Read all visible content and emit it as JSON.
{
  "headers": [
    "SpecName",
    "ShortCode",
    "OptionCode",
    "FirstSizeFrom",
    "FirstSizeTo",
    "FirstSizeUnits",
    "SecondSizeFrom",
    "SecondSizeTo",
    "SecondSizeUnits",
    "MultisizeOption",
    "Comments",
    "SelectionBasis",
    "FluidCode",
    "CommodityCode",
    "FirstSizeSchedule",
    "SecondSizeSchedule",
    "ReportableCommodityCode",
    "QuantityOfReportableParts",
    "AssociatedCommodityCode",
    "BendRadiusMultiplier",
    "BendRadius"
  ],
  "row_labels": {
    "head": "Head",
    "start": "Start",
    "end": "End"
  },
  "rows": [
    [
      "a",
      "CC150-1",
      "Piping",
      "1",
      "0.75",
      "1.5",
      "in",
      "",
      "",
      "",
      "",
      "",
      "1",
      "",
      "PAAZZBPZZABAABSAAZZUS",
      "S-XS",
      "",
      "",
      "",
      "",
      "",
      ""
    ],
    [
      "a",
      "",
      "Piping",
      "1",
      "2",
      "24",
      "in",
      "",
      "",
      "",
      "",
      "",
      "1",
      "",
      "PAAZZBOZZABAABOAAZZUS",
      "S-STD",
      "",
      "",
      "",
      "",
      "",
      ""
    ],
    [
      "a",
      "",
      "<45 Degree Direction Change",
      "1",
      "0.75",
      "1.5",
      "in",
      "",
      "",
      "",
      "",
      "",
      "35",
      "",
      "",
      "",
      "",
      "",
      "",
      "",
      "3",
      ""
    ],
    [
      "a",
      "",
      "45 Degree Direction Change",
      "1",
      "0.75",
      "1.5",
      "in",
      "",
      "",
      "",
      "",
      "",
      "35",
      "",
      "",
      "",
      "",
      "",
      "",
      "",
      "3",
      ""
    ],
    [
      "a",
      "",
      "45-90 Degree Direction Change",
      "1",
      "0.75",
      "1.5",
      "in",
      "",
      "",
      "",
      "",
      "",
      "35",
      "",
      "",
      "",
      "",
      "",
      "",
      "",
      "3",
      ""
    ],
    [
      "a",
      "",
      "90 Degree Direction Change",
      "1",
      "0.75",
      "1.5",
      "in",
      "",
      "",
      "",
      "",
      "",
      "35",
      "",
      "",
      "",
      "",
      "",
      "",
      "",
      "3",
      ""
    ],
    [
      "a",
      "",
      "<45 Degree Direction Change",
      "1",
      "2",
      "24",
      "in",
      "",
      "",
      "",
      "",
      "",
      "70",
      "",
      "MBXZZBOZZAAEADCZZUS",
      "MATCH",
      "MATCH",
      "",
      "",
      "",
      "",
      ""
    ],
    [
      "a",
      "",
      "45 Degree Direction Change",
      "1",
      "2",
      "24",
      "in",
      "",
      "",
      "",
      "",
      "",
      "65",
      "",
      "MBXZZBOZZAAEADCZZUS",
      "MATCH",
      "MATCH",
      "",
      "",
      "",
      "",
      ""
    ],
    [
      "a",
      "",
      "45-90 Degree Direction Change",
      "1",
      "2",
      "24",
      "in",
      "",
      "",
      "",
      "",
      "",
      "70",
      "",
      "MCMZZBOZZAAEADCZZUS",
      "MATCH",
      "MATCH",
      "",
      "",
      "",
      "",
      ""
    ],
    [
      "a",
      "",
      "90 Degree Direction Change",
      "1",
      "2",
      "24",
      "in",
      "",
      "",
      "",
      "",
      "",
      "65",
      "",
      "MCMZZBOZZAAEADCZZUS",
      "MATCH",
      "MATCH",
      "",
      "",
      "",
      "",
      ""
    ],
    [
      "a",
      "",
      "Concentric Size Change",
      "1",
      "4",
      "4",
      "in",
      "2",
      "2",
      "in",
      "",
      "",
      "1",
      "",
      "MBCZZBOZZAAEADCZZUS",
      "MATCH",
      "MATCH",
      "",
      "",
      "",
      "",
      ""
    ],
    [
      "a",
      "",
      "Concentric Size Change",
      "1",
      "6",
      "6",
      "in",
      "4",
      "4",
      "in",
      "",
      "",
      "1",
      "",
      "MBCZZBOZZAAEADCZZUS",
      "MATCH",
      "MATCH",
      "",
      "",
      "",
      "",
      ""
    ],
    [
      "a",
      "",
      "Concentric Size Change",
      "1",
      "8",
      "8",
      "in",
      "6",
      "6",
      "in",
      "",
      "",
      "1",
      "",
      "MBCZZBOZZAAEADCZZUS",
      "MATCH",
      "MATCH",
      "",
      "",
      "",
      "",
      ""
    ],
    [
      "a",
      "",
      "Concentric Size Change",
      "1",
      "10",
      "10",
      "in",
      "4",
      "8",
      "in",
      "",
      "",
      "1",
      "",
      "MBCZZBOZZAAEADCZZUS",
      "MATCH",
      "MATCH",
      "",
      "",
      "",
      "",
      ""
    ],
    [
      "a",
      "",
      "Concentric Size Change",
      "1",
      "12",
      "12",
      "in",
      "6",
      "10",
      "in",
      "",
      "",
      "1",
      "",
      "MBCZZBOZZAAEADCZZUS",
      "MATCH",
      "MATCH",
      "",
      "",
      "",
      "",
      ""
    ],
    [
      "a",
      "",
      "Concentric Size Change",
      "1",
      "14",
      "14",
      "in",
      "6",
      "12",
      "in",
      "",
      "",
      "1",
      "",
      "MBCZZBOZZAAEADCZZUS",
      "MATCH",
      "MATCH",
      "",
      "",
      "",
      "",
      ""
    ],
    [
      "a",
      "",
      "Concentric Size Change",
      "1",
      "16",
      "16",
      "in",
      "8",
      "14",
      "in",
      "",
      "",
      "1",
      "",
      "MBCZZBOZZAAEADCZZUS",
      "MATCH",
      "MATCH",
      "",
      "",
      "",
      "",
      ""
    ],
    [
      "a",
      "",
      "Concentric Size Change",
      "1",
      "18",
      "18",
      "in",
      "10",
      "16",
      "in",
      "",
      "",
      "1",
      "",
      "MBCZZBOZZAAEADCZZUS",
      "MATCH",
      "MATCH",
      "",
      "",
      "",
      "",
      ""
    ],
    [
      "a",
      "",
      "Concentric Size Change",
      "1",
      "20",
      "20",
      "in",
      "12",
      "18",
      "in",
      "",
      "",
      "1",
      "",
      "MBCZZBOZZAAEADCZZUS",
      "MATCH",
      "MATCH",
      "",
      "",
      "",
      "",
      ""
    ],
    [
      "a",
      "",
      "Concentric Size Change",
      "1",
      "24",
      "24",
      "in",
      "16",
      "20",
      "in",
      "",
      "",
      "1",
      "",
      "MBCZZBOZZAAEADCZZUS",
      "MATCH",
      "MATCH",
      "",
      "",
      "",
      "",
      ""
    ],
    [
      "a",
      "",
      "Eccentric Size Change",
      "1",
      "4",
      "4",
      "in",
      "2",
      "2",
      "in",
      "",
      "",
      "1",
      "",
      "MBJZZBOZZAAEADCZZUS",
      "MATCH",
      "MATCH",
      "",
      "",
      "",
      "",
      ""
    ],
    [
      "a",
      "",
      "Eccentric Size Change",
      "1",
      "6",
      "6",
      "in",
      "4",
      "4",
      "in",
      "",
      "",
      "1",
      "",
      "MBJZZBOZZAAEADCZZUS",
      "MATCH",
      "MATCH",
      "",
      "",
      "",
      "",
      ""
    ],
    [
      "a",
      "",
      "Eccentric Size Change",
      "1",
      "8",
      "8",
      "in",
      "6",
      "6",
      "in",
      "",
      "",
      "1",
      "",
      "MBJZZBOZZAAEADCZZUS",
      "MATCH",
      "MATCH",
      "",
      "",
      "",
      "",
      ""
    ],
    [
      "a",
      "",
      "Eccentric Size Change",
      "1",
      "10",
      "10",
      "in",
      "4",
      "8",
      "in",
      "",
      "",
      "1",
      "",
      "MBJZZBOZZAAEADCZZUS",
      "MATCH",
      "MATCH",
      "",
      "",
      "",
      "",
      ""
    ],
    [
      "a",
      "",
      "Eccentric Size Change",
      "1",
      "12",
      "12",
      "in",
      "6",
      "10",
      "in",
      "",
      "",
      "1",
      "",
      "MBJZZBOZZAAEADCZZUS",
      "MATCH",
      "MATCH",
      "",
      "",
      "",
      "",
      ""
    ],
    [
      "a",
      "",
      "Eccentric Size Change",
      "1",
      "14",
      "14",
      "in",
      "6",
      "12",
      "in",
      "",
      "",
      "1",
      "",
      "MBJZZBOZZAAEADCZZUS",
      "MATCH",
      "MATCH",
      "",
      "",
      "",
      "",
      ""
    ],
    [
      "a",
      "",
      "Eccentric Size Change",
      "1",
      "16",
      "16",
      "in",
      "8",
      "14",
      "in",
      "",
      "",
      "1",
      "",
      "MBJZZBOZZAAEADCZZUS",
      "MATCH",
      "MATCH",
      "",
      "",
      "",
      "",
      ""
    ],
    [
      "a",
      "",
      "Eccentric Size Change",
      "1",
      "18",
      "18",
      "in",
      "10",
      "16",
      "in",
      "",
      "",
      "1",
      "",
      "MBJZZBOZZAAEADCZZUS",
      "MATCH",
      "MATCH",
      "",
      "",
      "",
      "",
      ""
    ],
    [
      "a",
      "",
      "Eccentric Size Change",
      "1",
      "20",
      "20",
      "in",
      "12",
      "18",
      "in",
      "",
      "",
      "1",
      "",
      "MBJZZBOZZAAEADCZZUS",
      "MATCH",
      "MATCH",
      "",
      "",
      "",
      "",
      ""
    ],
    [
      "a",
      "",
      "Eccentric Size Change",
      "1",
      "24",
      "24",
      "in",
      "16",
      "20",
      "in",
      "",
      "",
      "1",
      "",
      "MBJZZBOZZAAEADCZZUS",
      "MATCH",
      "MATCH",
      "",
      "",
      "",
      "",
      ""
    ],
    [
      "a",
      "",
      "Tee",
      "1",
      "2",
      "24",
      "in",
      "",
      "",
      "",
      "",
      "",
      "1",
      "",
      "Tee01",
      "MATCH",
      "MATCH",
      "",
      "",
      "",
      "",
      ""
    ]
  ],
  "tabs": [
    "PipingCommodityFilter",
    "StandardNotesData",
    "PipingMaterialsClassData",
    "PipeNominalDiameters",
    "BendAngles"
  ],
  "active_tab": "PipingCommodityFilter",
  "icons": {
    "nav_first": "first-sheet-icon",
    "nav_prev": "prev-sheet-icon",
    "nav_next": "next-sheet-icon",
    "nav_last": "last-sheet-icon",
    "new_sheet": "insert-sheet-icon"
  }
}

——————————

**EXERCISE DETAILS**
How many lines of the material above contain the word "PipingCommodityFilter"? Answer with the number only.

**SOLUTION TO THIS EXERCISE**
2